Tech stock Xero, which hit a record high yesterday, can still rise higher, one analyst says.
Xero started the year at $2.76.
Earlier today, Hamilton Hindin Greene director Grant Williamson told NBR ONLINE the Australian listing might push the price up "a little bit" further.
By 5pm he was proved right, with the stock lifting another 7 cents to $6.37 on trade of more than $920,000 – valuing the company at $683 million.
Mr Williamson says a lift in price was expected from the ASX listing but the degree of the rise was surprising.
"It's a relatively tightly-held stock so as you get more buyers, and you've now got the Australian buyers interested. It's just pushing that price up when there's not a lot of selling around."
Trading volumes in Australia were initially low – with 70,781 shares traded on its first day last Thursday and 62,378 shares on Friday. Yesterday 127,287 shares changed hands.
"This company hasn't turned a profit but they have been concentrating purely on the top line and selling product," Mr Williamson says.
"As the revenues gain a lot of scale then you would expect that to flow through to the bottom line."
Banking on hefty profits
Mr Williamson says similar companies would eventually trade on a price-earnings ratio of 10 or slightly more.
Given Xero's market cap of $675 million today, he says that equates to earnings of more than $60 million.
"Investors are obviously very confident it is going to produce some hefty profits in due course."
Forsyth Barr analyst Andrew Harvey-Green says a dual listing was unlikely to have a negative impact.
He says shareholders who bought early and are looking for a short-term profit might consider exiting because of the record share price. However, some shareholders will be in for the long haul.
"Xero's at the very early stage of its development.
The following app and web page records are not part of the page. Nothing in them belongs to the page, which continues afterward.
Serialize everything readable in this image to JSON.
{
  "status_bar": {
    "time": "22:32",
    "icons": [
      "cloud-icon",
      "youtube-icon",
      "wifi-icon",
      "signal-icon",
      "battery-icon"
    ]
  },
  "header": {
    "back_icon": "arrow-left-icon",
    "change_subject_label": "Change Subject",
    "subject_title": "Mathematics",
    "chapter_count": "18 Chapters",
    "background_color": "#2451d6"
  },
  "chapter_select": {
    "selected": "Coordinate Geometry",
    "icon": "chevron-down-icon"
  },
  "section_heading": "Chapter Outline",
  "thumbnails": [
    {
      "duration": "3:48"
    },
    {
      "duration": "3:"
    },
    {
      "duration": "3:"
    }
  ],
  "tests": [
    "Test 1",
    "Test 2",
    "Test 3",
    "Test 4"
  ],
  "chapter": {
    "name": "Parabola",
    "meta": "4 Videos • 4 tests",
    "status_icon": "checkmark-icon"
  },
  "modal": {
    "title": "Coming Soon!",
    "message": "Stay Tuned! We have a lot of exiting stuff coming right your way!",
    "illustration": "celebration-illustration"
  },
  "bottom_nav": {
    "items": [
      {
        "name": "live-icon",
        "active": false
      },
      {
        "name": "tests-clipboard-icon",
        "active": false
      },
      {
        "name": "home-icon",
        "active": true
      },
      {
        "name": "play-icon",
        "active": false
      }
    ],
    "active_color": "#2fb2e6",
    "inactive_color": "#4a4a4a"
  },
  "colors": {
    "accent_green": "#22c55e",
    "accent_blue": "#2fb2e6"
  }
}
If it's able to achieve its goals and get well above one million customers, today's share price will look relatively low."